I am going to analyze the images of inferno and paradiso found in the songs and in the career of the musical band, the Doors. Their songs take audiences into the deep depths of darkness and in doing so reveal the dichotomy between paradise and hell. The Doors had their moments of seemingly endless paradise, but yet several instances of inferno. Additionally, their music derived from the conditions they were seeing and feeling under the scattered sun of the 1960’s. Moreover, the scattered sun can represent the inferno in Dante’s Inferno. Thus, I’ll analyze how the “scattered sun” played a role in both the Doors songs and the adaptation of the book Dante’s Inferno.

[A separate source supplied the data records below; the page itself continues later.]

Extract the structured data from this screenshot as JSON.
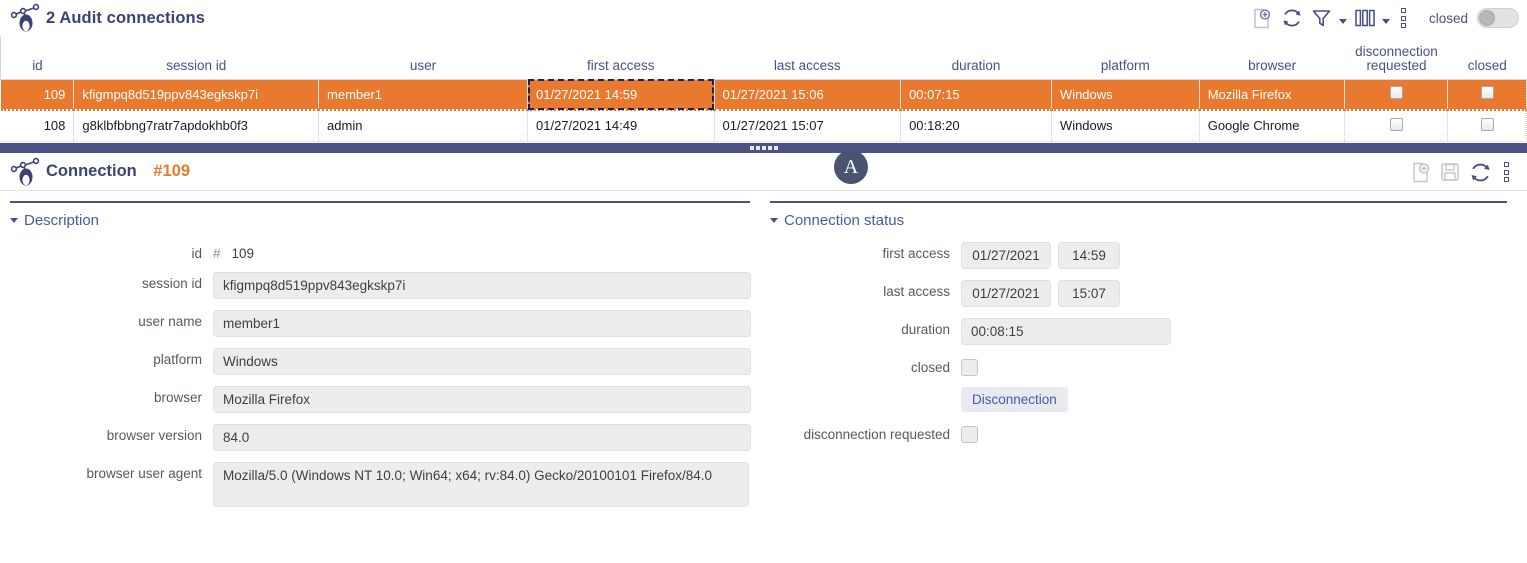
{
  "list_panel": {
    "title": "2 Audit connections",
    "logo_icon": "audit-connections-logo",
    "toolbar": {
      "add_icon": "add-page-icon",
      "refresh_icon": "refresh-icon",
      "filter_icon": "filter-icon",
      "filter_caret_icon": "chevron-down-icon",
      "columns_icon": "columns-icon",
      "columns_caret_icon": "chevron-down-icon",
      "more_icon": "more-options-icon",
      "closed_label": "closed",
      "closed_toggle_state": "off"
    },
    "columns": [
      "id",
      "session id",
      "user",
      "first access",
      "last access",
      "duration",
      "platform",
      "browser",
      "disconnection requested",
      "closed"
    ],
    "rows": [
      {
        "id": "109",
        "session_id": "kfigmpq8d519ppv843egkskp7i",
        "user": "member1",
        "first_access": "01/27/2021 14:59",
        "last_access": "01/27/2021 15:06",
        "duration": "00:07:15",
        "platform": "Windows",
        "browser": "Mozilla Firefox",
        "disconnection_requested": false,
        "closed": false,
        "selected": true,
        "focused_cell": "first_access"
      },
      {
        "id": "108",
        "session_id": "g8klbfbbng7ratr7apdokhb0f3",
        "user": "admin",
        "first_access": "01/27/2021 14:49",
        "last_access": "01/27/2021 15:07",
        "duration": "00:18:20",
        "platform": "Windows",
        "browser": "Google Chrome",
        "disconnection_requested": false,
        "closed": false,
        "selected": false,
        "focused_cell": ""
      }
    ]
  },
  "splitter": {
    "grip_icon": "splitter-grip"
  },
  "detail_panel": {
    "logo_icon": "audit-connections-logo",
    "title": "Connection",
    "record_hash": "#109",
    "avatar_letter": "A",
    "toolbar": {
      "add_icon": "add-page-icon",
      "save_icon": "save-icon",
      "refresh_icon": "refresh-icon",
      "more_icon": "more-options-icon"
    },
    "description": {
      "section_title": "Description",
      "fields": {
        "id_label": "id",
        "id_symbol": "#",
        "id_value": "109",
        "session_id_label": "session id",
        "session_id_value": "kfigmpq8d519ppv843egkskp7i",
        "user_name_label": "user name",
        "user_name_value": "member1",
        "platform_label": "platform",
        "platform_value": "Windows",
        "browser_label": "browser",
        "browser_value": "Mozilla Firefox",
        "browser_version_label": "browser version",
        "browser_version_value": "84.0",
        "browser_user_agent_label": "browser user agent",
        "browser_user_agent_value": "Mozilla/5.0 (Windows NT 10.0; Win64; x64; rv:84.0) Gecko/20100101 Firefox/84.0"
      }
    },
    "connection_status": {
      "section_title": "Connection status",
      "fields": {
        "first_access_label": "first access",
        "first_access_date": "01/27/2021",
        "first_access_time": "14:59",
        "last_access_label": "last access",
        "last_access_date": "01/27/2021",
        "last_access_time": "15:07",
        "duration_label": "duration",
        "duration_value": "00:08:15",
        "closed_label": "closed",
        "closed_checked": false,
        "disconnection_button_label": "Disconnection",
        "disconnection_requested_label": "disconnection requested",
        "disconnection_requested_checked": false
      }
    }
  },
  "colors": {
    "accent_orange": "#e8792e",
    "brand_navy": "#3d4275",
    "splitter": "#4d5285",
    "link_blue": "#4a5aa0"
  }
}
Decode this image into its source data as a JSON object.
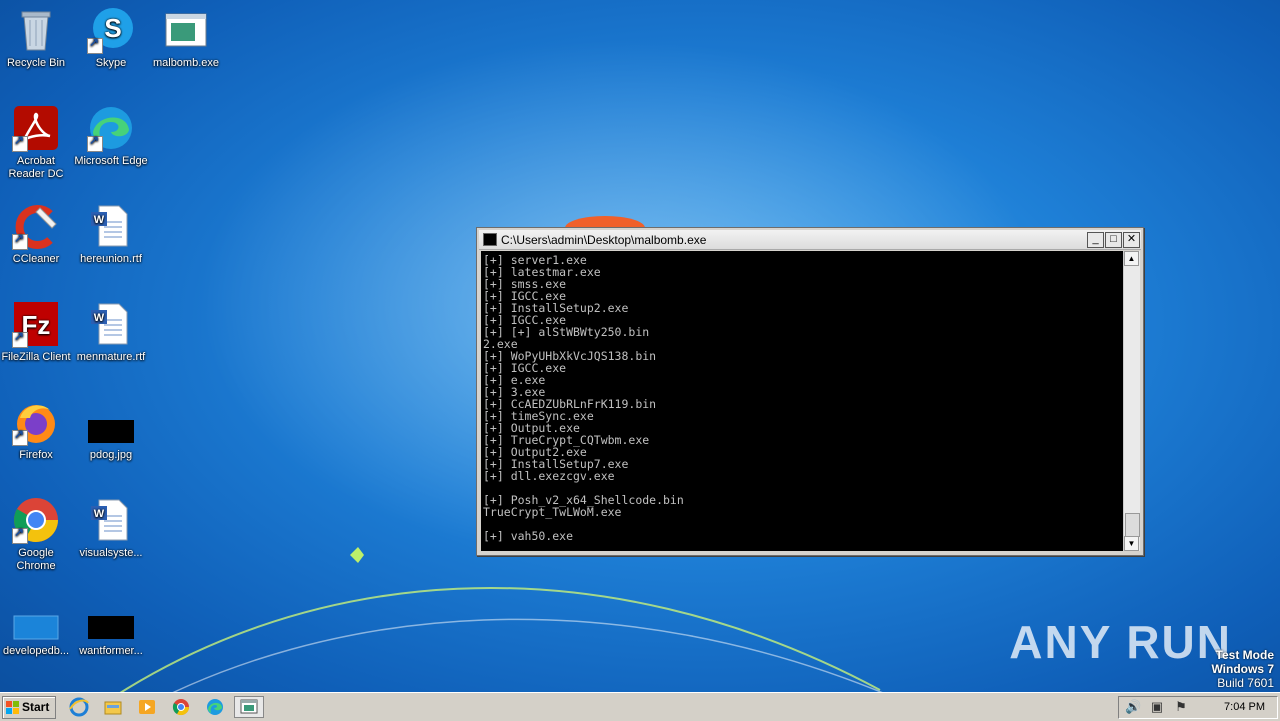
{
  "desktop": {
    "icons": [
      {
        "label": "Recycle Bin",
        "icon": "recycle-bin-icon"
      },
      {
        "label": "Skype",
        "icon": "skype-icon"
      },
      {
        "label": "malbomb.exe",
        "icon": "exe-window-icon"
      },
      {
        "label": "Acrobat Reader DC",
        "icon": "acrobat-icon"
      },
      {
        "label": "Microsoft Edge",
        "icon": "edge-icon"
      },
      {
        "label": "CCleaner",
        "icon": "ccleaner-icon"
      },
      {
        "label": "hereunion.rtf",
        "icon": "word-doc-icon"
      },
      {
        "label": "FileZilla Client",
        "icon": "filezilla-icon"
      },
      {
        "label": "menmature.rtf",
        "icon": "word-doc-icon"
      },
      {
        "label": "Firefox",
        "icon": "firefox-icon"
      },
      {
        "label": "pdog.jpg",
        "icon": "black-image-icon"
      },
      {
        "label": "Google Chrome",
        "icon": "chrome-icon"
      },
      {
        "label": "visualsyste...",
        "icon": "word-doc-icon"
      },
      {
        "label": "developedb...",
        "icon": "blue-image-icon"
      },
      {
        "label": "wantformer...",
        "icon": "black-image-icon"
      }
    ]
  },
  "console": {
    "title": "C:\\Users\\admin\\Desktop\\malbomb.exe",
    "minimize": "_",
    "maximize": "□",
    "close": "✕",
    "lines": [
      "[+] server1.exe",
      "[+] latestmar.exe",
      "[+] smss.exe",
      "[+] IGCC.exe",
      "[+] InstallSetup2.exe",
      "[+] IGCC.exe",
      "[+] [+] alStWBWty250.bin",
      "2.exe",
      "[+] WoPyUHbXkVcJQS138.bin",
      "[+] IGCC.exe",
      "[+] e.exe",
      "[+] 3.exe",
      "[+] CcAEDZUbRLnFrK119.bin",
      "[+] timeSync.exe",
      "[+] Output.exe",
      "[+] TrueCrypt_CQTwbm.exe",
      "[+] Output2.exe",
      "[+] InstallSetup7.exe",
      "[+] dll.exezcgv.exe",
      "",
      "[+] Posh_v2_x64_Shellcode.bin",
      "TrueCrypt_TwLWoM.exe",
      "",
      "[+] vah50.exe"
    ]
  },
  "watermark": {
    "text": "ANY RUN"
  },
  "test_mode": {
    "line1": "Test Mode",
    "line2": "Windows 7",
    "line3": "Build 7601"
  },
  "taskbar": {
    "start_label": "Start",
    "pinned": [
      "ie-icon",
      "explorer-icon",
      "media-player-icon",
      "chrome-icon",
      "edge-icon",
      "console-icon"
    ],
    "clock": "7:04 PM"
  }
}
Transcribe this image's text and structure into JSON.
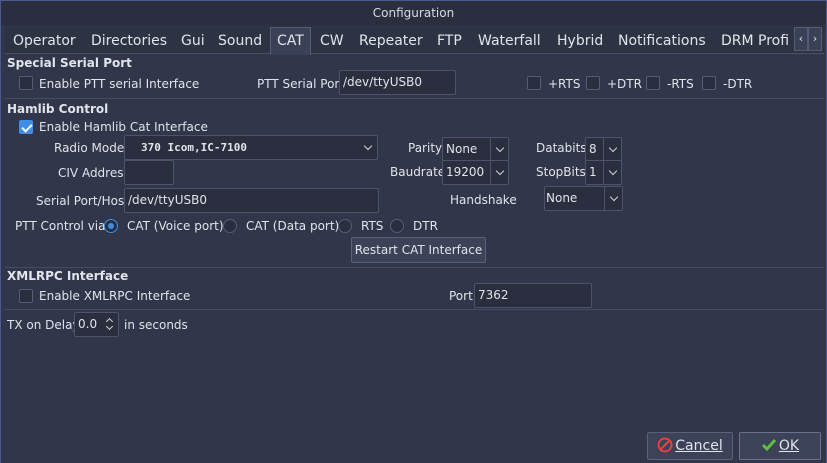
{
  "window": {
    "title": "Configuration"
  },
  "tabs": [
    {
      "label": "Operator"
    },
    {
      "label": "Directories"
    },
    {
      "label": "Gui"
    },
    {
      "label": "Sound"
    },
    {
      "label": "CAT"
    },
    {
      "label": "CW"
    },
    {
      "label": "Repeater"
    },
    {
      "label": "FTP"
    },
    {
      "label": "Waterfall"
    },
    {
      "label": "Hybrid"
    },
    {
      "label": "Notifications"
    },
    {
      "label": "DRM Profi"
    }
  ],
  "active_tab": "CAT",
  "serial_port": {
    "heading": "Special Serial Port",
    "enable_label": "Enable PTT serial Interface",
    "enable_checked": false,
    "port_label": "PTT Serial Port",
    "port_value": "/dev/ttyUSB0",
    "signals": [
      {
        "label": "+RTS",
        "checked": false
      },
      {
        "label": "+DTR",
        "checked": false
      },
      {
        "label": "-RTS",
        "checked": false
      },
      {
        "label": "-DTR",
        "checked": false
      }
    ]
  },
  "hamlib": {
    "heading": "Hamlib Control",
    "enable_label": "Enable Hamlib Cat Interface",
    "enable_checked": true,
    "radio_model_label": "Radio Model",
    "radio_model_value": "370 Icom,IC-7100",
    "civ_label": "CIV Address",
    "civ_value": "",
    "serial_host_label": "Serial Port/Host",
    "serial_host_value": "/dev/ttyUSB0",
    "parity_label": "Parity",
    "parity_value": "None",
    "baudrate_label": "Baudrate",
    "baudrate_value": "19200",
    "databits_label": "Databits",
    "databits_value": "8",
    "stopbits_label": "StopBits",
    "stopbits_value": "1",
    "handshake_label": "Handshake",
    "handshake_value": "None",
    "ptt_via_label": "PTT Control via:",
    "ptt_options": [
      {
        "label": "CAT (Voice port)",
        "checked": true
      },
      {
        "label": "CAT (Data port)",
        "checked": false
      },
      {
        "label": "RTS",
        "checked": false
      },
      {
        "label": "DTR",
        "checked": false
      }
    ],
    "restart_label": "Restart CAT Interface"
  },
  "xmlrpc": {
    "heading": "XMLRPC Interface",
    "enable_label": "Enable XMLRPC Interface",
    "enable_checked": false,
    "port_label": "Port",
    "port_value": "7362"
  },
  "tx_delay": {
    "label": "TX on Delay",
    "value": "0.0",
    "suffix": "in seconds"
  },
  "footer": {
    "cancel_label": "Cancel",
    "ok_label": "OK"
  },
  "colors": {
    "accent": "#3d8ee8",
    "cancel_icon": "#e8413c",
    "ok_icon": "#5fbf3f"
  }
}
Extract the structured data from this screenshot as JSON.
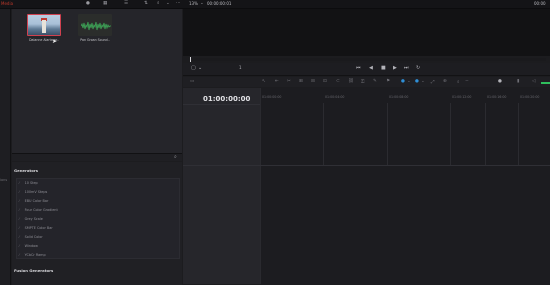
{
  "app": {
    "brand": "Media"
  },
  "topbar": {
    "zoom": "13%",
    "source_timecode": "00:00:00:01",
    "right_timecode": "00:00"
  },
  "left_strip": {
    "labels": [
      "ions"
    ]
  },
  "media_pool": {
    "clips": [
      {
        "name": "Dalanne Alarta.ar.."
      },
      {
        "name": "Pan Groan Sound.."
      }
    ]
  },
  "generators": {
    "title": "Generators",
    "items": [
      "10 Step",
      "100mV Steps",
      "EBU Color Bar",
      "Four Color Gradient",
      "Grey Scale",
      "SMPTE Color Bar",
      "Solid Color",
      "Window",
      "YCbCr Ramp"
    ],
    "fusion_title": "Fusion Generators"
  },
  "viewer": {
    "transport_page": "1"
  },
  "timeline": {
    "timecode": "01:00:00:00",
    "ruler_labels": [
      "01:00:00:00",
      "01:00:04:00",
      "01:00:08:00",
      "01:00:12:00",
      "01:00:16:00",
      "01:00:20:00"
    ]
  },
  "colors": {
    "accent_red": "#d0414f",
    "accent_green": "#2fbf5d",
    "accent_blue": "#2f8fd6"
  }
}
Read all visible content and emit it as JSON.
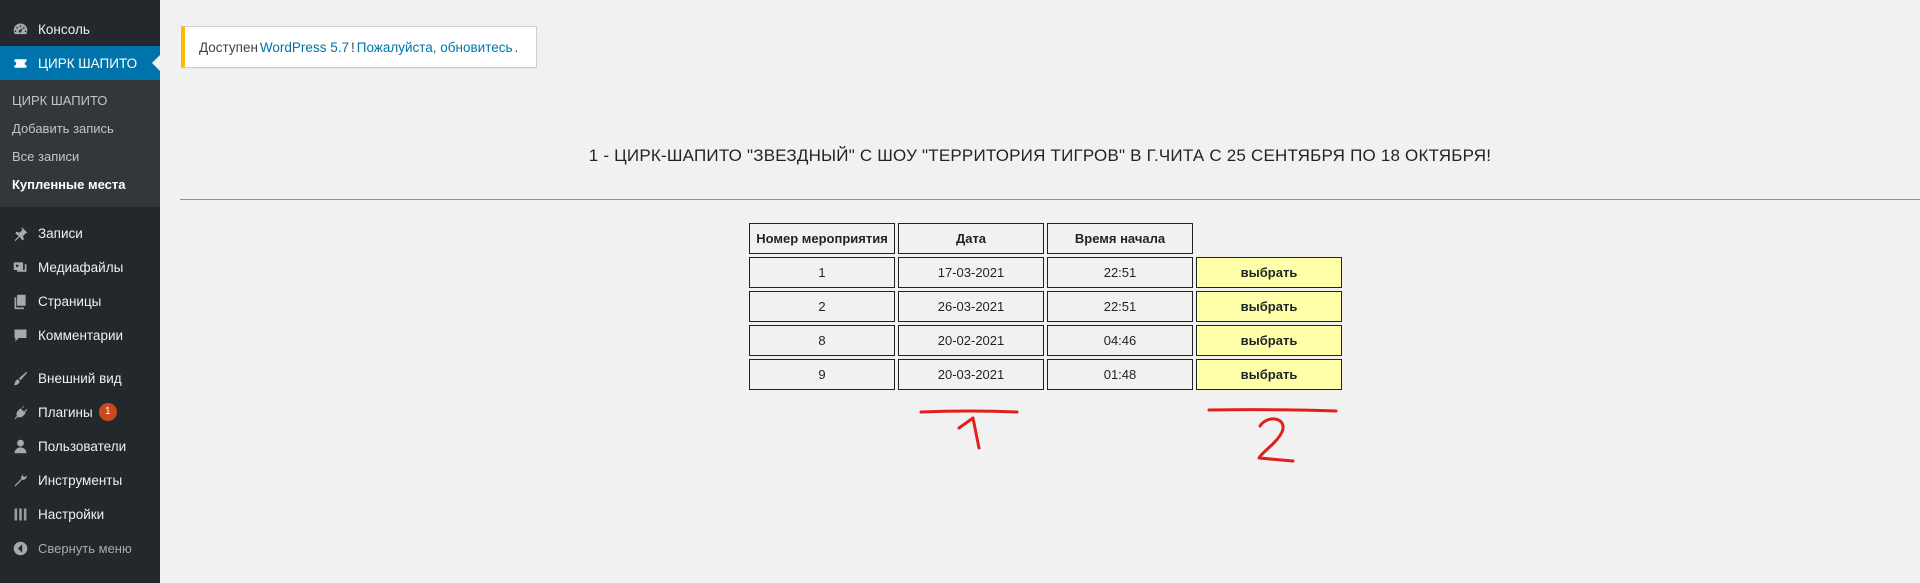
{
  "sidebar": {
    "dashboard": "Консоль",
    "circus": "ЦИРК ШАПИТО",
    "circus_sub": [
      "ЦИРК ШАПИТО",
      "Добавить запись",
      "Все записи",
      "Купленные места"
    ],
    "posts": "Записи",
    "media": "Медиафайлы",
    "pages": "Страницы",
    "comments": "Комментарии",
    "appearance": "Внешний вид",
    "plugins": "Плагины",
    "plugins_badge": "1",
    "users": "Пользователи",
    "tools": "Инструменты",
    "settings": "Настройки",
    "collapse": "Свернуть меню"
  },
  "notice": {
    "before": "Доступен",
    "link": "WordPress 5.7",
    "middle": "!",
    "link2": "Пожалуйста, обновитесь",
    "after": "."
  },
  "event_title": "1 - ЦИРК-ШАПИТО \"ЗВЕЗДНЫЙ\" С ШОУ \"ТЕРРИТОРИЯ ТИГРОВ\" В Г.ЧИТА С 25 СЕНТЯБРЯ ПО 18 ОКТЯБРЯ!",
  "table": {
    "headers": [
      "Номер мероприятия",
      "Дата",
      "Время начала"
    ],
    "select_label": "выбрать",
    "rows": [
      {
        "num": "1",
        "date": "17-03-2021",
        "time": "22:51"
      },
      {
        "num": "2",
        "date": "26-03-2021",
        "time": "22:51"
      },
      {
        "num": "8",
        "date": "20-02-2021",
        "time": "04:46"
      },
      {
        "num": "9",
        "date": "20-03-2021",
        "time": "01:48"
      }
    ]
  },
  "colors": {
    "sidebar_bg": "#23282d",
    "accent": "#0073aa",
    "select_bg": "#ffffaa",
    "annotation": "#e0201b"
  }
}
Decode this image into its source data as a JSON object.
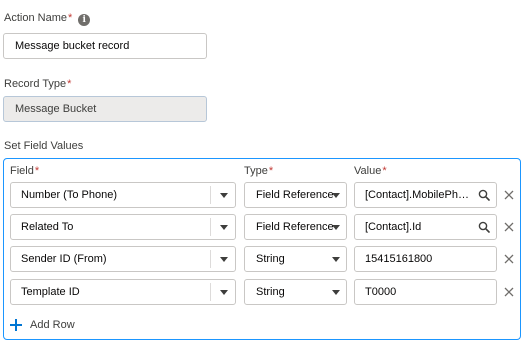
{
  "action_name": {
    "label": "Action Name",
    "required_mark": "*",
    "info_icon": "info-icon",
    "value": "Message bucket record"
  },
  "record_type": {
    "label": "Record Type",
    "required_mark": "*",
    "value": "Message Bucket"
  },
  "field_values": {
    "section_label": "Set Field Values",
    "columns": {
      "field": "Field",
      "type": "Type",
      "value": "Value",
      "required_mark": "*"
    },
    "rows": [
      {
        "field": "Number (To Phone)",
        "type": "Field Reference",
        "value": "[Contact].MobilePhone",
        "value_has_search": true
      },
      {
        "field": "Related To",
        "type": "Field Reference",
        "value": "[Contact].Id",
        "value_has_search": true
      },
      {
        "field": "Sender ID (From)",
        "type": "String",
        "value": "15415161800",
        "value_has_search": false
      },
      {
        "field": "Template ID",
        "type": "String",
        "value": "T0000",
        "value_has_search": false
      }
    ],
    "add_row_label": "Add Row"
  },
  "colors": {
    "accent": "#0176d3",
    "panel_border": "#1b96ff",
    "required": "#c23934"
  }
}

One song that is of importance is the song “Waiting for The Sun” which emphasizes the duality of inferno and paradiso. The sun mentioned in the repeated lyric “waiting for the sun” can represent freedom, light, peace, joy harmony, justice, hope, and dreams. Moreover, it represents the hope and dreams of a generation scarred by tension and anxiety. This song was released in the Doors 3rd Album, Morrison Hotel, in the year 1970. By then, Robert F. Kennedy, John F. Kennedy, Martin Luther King Jr., and Malcolm X had been assassinated. Not only had important leaders (who symbolized hope for change) been killed, but the U.S. was involved in the Vietnam War and the Cold War as well. These were tough, turbulent times for people in America. As a result, a longing for change and transformation began. As mentioned by Doors keyboardist Ray Manzarek in his book “Light My Fire: My Life With The Doors”, the sixties were about stopping this madness, “Stop war! Stop the killing Love thy neighbor as thyself and do unto others as you would have others do unto you...It’s what the sixties were all about. It’s why we were in the streets, protesting, fighting the Establishment ”(Manzarek 57, 58). Then there was the moon landing in 1969 which provided humanity with a ray of hope. The lyrics “spring has come” make note that the time for rebirth, new beginnings, growth, and opportunities has come.
However the next line “it’s time to live in the scattered sun” reflected the turbulent times of the era. The scattered sun is an obscured/ indirect sun which symbolized despair, misery, sadness, and darkness. In essence, the scattered sun was what had gone wrong. But how could this be when there was the sweet, ever-lasting sun of Los Angeles? As Ray Manzarek points out, California has paradisiacal qualities, “...California! Mythic land of surf, palm trees...hot rods, and freedom” (Manzarek 55). When thinking about Los Angeles, one thinks of the palm tress, the beach, the fun, the good times, and the bright sun. However, the Doors were stating that it was time to face the harsh reality. Time to face the fact that people were living in infernal conditions (despair, suffering, death, violence) in a place that should be a paradise (LA).
Furthermore, the repetition of “waiting, waiting, waiting, waiting” in stanza...